BANGKOK — The Bangkok Film Market fizzled to a damp end Wednesday as thunder clouds outside the Siam Paraqon complex unleashed a torrent of rain on the Thai capital and movie execs scuttled off to airports and shopping trips. The well-documented financial and pre-show organizational problems of the Bangkok Intl. Film Festival appeared to have spilled over to the three-day market, now in its fourth year. International presence was thin and attendance was scarcely essential for any genre of participant.
Sellers heavily outnumbered buyers and there was an almost total lack of major transactions. Vast majority of exhibitors were Thai companies, with facilities and tech firms exceeding movie sales specialists.

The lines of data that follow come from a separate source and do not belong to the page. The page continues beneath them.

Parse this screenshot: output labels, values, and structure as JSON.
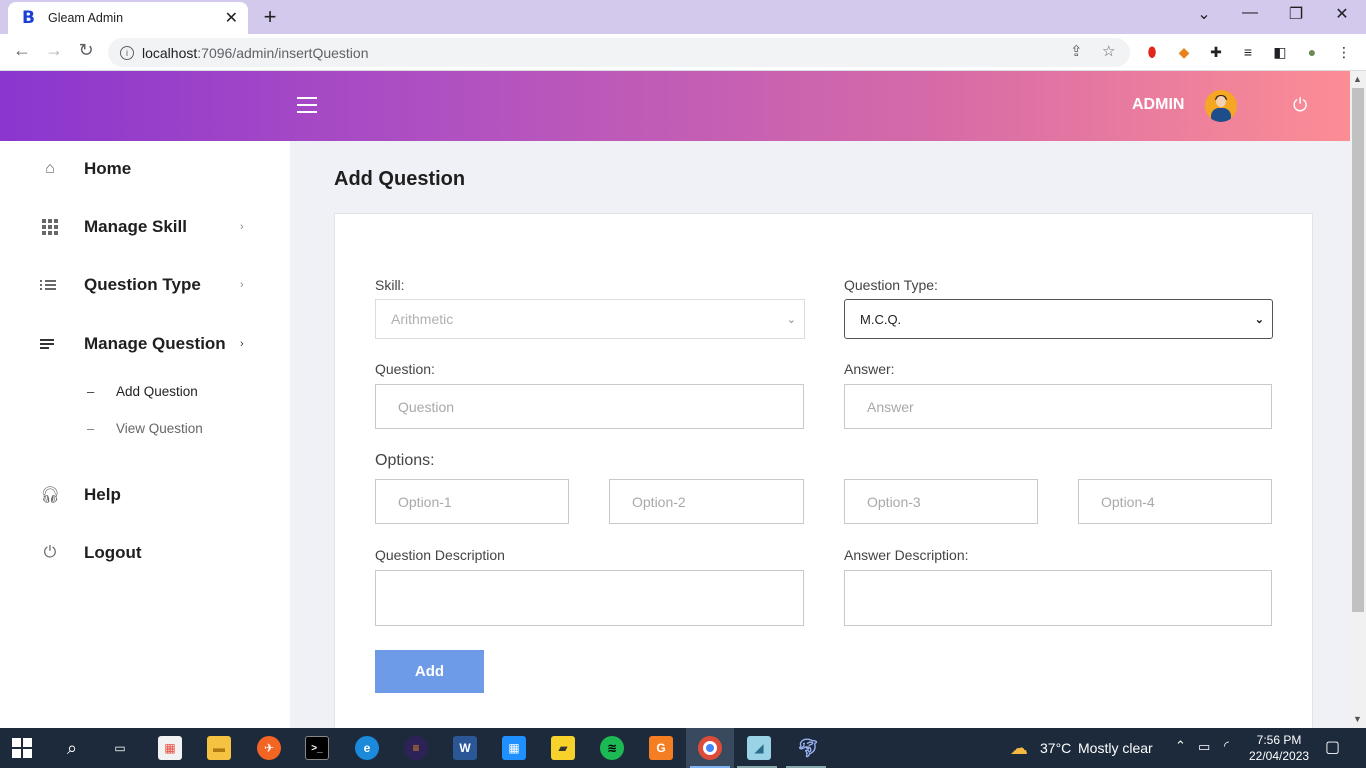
{
  "browser": {
    "tab_title": "Gleam Admin",
    "favicon_letter": "B",
    "new_tab": "+",
    "url_host": "localhost",
    "url_path": ":7096/admin/insertQuestion"
  },
  "header": {
    "admin_label": "ADMIN"
  },
  "sidebar": {
    "items": [
      {
        "label": "Home",
        "icon": "home-icon"
      },
      {
        "label": "Manage Skill",
        "icon": "grid-icon"
      },
      {
        "label": "Question Type",
        "icon": "list-icon"
      },
      {
        "label": "Manage Question",
        "icon": "menu-icon"
      },
      {
        "label": "Help",
        "icon": "headset-icon"
      },
      {
        "label": "Logout",
        "icon": "power-icon"
      }
    ],
    "subitems": [
      {
        "label": "Add Question"
      },
      {
        "label": "View Question"
      }
    ]
  },
  "main": {
    "title": "Add Question",
    "skill_label": "Skill:",
    "skill_value": "Arithmetic",
    "qtype_label": "Question Type:",
    "qtype_value": "M.C.Q.",
    "question_label": "Question:",
    "question_placeholder": "Question",
    "answer_label": "Answer:",
    "answer_placeholder": "Answer",
    "options_label": "Options:",
    "options": [
      "Option-1",
      "Option-2",
      "Option-3",
      "Option-4"
    ],
    "qdesc_label": "Question Description",
    "adesc_label": "Answer Description:",
    "add_button": "Add"
  },
  "taskbar": {
    "weather_temp": "37°C",
    "weather_text": "Mostly clear",
    "time": "7:56 PM",
    "date": "22/04/2023"
  },
  "colors": {
    "header_gradient_start": "#8a36cf",
    "header_gradient_end": "#fc8d95",
    "add_button": "#6e9be8",
    "taskbar": "#1c2a3b"
  }
}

The bigger Thai studios did not use BFM to unveil new titles, preferring to hold off until South Korea’s Pusan event or the American Film Market, both in the fall. Many other firms selling rights appeared to be little more than single movie production shingles.
“It could have been better in many ways,” Phailin Amnuaiporn of Thai studio GMM Tai Hub said. “Slow,” another leading Thai player Five Star Prods.’ Amy Iamphungphorn said. “There were so few buyers.”
“We’ve been busy with our existing clients and sold some films,” Right Beyond’s deputy MD Vareerat Prichavongwaikul said. “But we did not meet any new clients.”
“It was not as organized as before,” MonoFilm exec Rachel Prapeimporn Jamawatr said.
Like the fest, which continues through the weekend, the market had to switch management in the past months as government coin shrank and local bodies took over.
Mart was handled by the Federation of National Film Assn. of Thailand with finance from the Tourism Authority of Thailand. Reduced budget meant fewer invitations to foreign buyers and sellers.
Strong presence of buyers representing Indian distribbers was nevertheless a pleasant surprise for some.
Otherwise most distribs were from South East Asia, with a smattering from Taiwan, Japan and South Korea.
The almost total lack of European buyers was noted in many quarters and Bey Logan, representing the Weinstein Co., was sole scout for a big name North American label.
“It would have been difficult for Thailand to have made the market better than it was, because of the politics,” Vietnam Media Corp.’s manager of sales and acquisitions Nguyen Thi Bao Mai said.
She did not complete any deals but followed up on transactions agreed at previous fests. Others were markedly less charitable.
“Every year we are told it will be better next year. But it is not,” said one local Thai exec who asked not to be named.
Several suggested that market’s poor perf will add to the debate about Thailand’s showcase events and the channels through which government funding is directed to the local movie industry.
“We might have been better simply giving the Baht 80 million ($2.75 million that the festival and market supposedly cost) directly to the Thai film industry,” said another exec.